Entries taken from a collection
- Opening Delimiter -

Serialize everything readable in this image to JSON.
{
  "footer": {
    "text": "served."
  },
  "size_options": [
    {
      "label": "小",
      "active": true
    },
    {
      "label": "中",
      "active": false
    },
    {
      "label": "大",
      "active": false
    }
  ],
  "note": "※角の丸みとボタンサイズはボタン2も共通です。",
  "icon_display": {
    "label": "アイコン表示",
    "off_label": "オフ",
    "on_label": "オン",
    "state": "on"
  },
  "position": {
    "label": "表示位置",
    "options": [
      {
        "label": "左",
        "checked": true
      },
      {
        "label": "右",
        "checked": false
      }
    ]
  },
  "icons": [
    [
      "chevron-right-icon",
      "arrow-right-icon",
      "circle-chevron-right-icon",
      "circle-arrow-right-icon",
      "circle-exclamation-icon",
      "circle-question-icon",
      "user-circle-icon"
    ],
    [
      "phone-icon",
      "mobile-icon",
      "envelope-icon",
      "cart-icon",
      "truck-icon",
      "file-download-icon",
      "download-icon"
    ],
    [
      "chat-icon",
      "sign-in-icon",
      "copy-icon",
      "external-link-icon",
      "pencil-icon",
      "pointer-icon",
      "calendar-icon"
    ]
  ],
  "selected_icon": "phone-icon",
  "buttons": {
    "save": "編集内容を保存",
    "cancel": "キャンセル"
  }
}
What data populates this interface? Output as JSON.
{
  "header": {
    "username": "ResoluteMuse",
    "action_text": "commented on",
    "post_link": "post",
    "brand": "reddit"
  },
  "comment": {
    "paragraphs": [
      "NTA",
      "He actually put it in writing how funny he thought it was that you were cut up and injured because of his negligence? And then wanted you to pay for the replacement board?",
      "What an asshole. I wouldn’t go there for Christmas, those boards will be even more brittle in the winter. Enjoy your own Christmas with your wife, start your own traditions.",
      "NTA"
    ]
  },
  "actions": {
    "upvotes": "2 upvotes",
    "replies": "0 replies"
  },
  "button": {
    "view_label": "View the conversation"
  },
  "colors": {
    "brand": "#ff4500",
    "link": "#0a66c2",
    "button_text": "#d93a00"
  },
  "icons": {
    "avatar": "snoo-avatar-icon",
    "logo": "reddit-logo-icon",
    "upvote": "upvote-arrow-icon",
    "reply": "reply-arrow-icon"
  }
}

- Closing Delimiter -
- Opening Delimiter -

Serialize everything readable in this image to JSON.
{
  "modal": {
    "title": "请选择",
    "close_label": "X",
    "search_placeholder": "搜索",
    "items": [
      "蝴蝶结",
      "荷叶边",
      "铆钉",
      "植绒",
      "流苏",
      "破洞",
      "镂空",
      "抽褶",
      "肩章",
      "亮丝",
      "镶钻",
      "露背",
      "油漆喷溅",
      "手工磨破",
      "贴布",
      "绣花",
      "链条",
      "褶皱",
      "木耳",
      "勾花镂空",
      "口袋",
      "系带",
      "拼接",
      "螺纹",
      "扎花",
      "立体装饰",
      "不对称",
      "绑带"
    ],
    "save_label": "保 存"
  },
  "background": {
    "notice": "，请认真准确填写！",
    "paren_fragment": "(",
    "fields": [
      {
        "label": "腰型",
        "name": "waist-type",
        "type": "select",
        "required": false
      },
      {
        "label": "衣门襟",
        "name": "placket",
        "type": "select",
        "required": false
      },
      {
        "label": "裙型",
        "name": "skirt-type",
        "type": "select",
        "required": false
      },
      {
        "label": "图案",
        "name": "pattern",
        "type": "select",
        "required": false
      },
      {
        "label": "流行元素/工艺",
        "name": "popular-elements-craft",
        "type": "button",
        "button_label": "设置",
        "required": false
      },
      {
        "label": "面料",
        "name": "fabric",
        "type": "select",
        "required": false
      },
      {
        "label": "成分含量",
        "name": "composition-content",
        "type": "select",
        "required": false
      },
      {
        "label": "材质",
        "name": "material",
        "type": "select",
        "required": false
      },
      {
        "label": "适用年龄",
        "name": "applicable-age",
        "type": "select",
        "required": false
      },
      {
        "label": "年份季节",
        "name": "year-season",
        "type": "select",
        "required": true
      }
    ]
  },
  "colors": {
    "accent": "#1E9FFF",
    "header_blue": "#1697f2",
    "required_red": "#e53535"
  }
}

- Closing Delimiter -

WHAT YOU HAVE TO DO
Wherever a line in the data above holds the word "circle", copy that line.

SOLUTION TO THIS EXERCISE
      "circle-chevron-right-icon",
      "circle-arrow-right-icon",
      "circle-exclamation-icon",
      "circle-question-icon",
      "user-circle-icon"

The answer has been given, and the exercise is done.